Procurement is a term used to describe the process school districts use to find private companies that run school transportation. Procurement laws vary from state to state, and they are very powerful tools in helping to set the standards for our working conditions.
We work at the state and local level to demand that the procurement process promotes contractors who are safe, responsible and good to their workers. Interested in the procurement laws in your state? Contact us
Teamster Power in Action: Illinois Teamsters Winning and Enforcing Good Procurement Laws
Prior to 2011, the state procurement law in Illinois forced school districts and other municipal boards to accept the lowest bidder for all contracts, including school transportation. This meant that many school districts and transit authorities had to award contracts to the lowest bidder, even if there were concerns that the company was a bad actor. This created a lot of concerns for parents and Teamsters school bus workers like us.

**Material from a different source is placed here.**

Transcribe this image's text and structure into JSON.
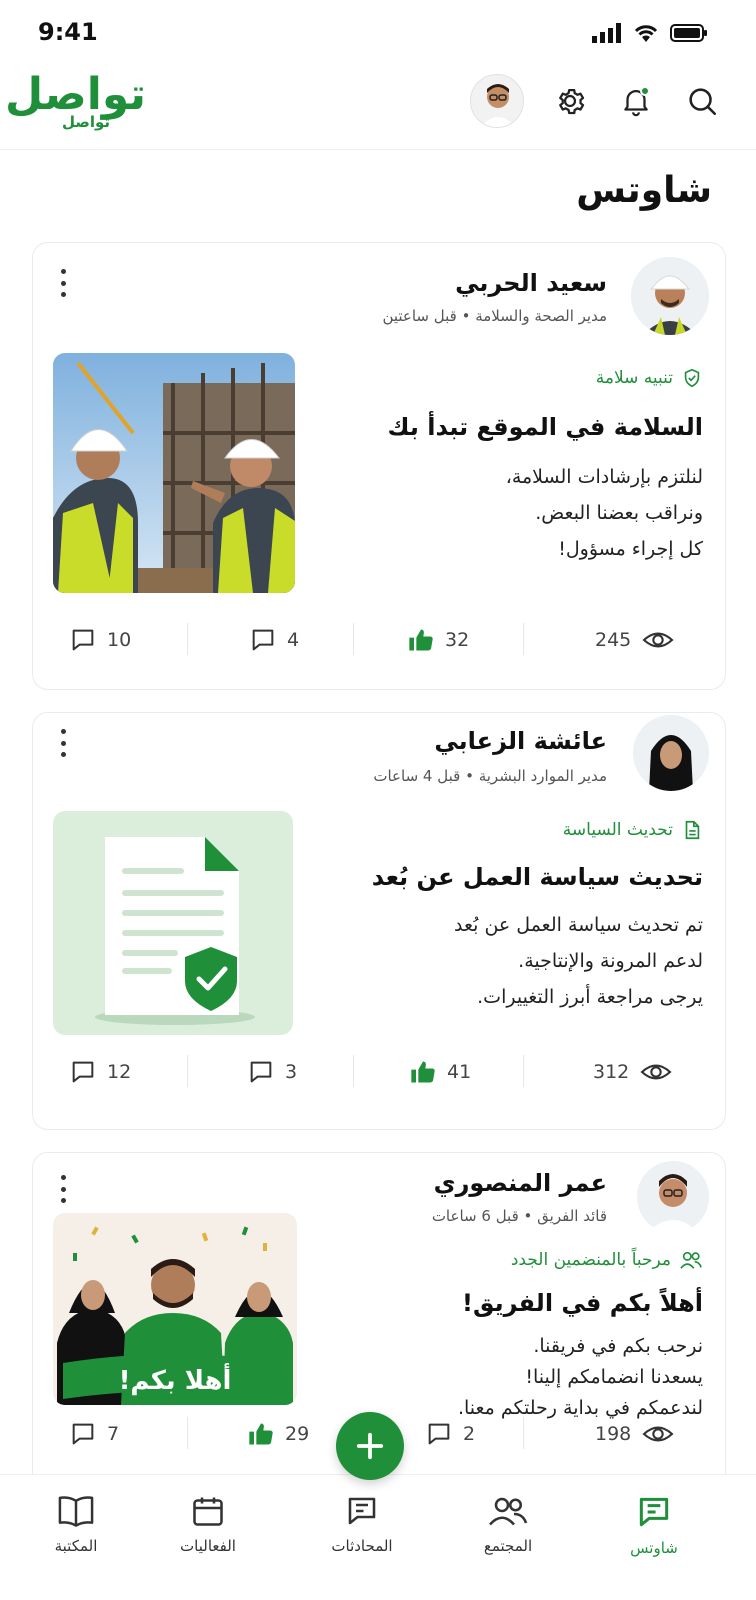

In 2011, Illinois Teamsters worked with a coalition of concerned citizens and various stakeholders to successfully lobby state lawmakers into passing a “responsible bidder” bill that changed procurement laws so school districts in Illinois could consider other factors when awarding contracts to transportation companies, such as safety, equipment standards and labor records. Thanks to the work of us and our allies, school districts are no longer handcuffed by laws that in some cases force them to hire the worst actors in the industry.
“Since we’ve passed this legislation, it really stabilized the industry,” explained Local 777 Principal Officer Jim Glimco. “Since school districts are now taking safety records into consideration, bus companies are making a commitment to safety and respect for our bus members. It’s good for the school districts, it’s good for parents, it’s good for the companies and it’s good for us.”
In 2012 we put our work into action.
For 21 years, West Aurora School District 129 had contracted with the bus company Richlee to provide transportation for students with special needs. Safety concerns at Richlee were documented by the workers. The equipment was not up to code. Drivers were often asked to drive unsafe buses. Parents reported that buses were regularly late and that the bus company ignored complaints about their children being put in harm’s way.
In response to these concerns, our union began meeting with the superintendent of the school district and members of the school board. Together with parents and community members we brought a number of safety concerns to light, many of which had been ignored by the company. When the contract expired, the school district issued a Request for Proposals (RFP). With the attention brought to safety issues the school board exerted its power under the new law, opting not to renew its contract with Richlee Corporation even though they submitted the lowest bid.
The story of the work we did to change procurement laws in the state and then enforce those laws is just one example of how the union has used its political power to create legislative change that makes sure contract bidding benefits students, their families and their bus drivers.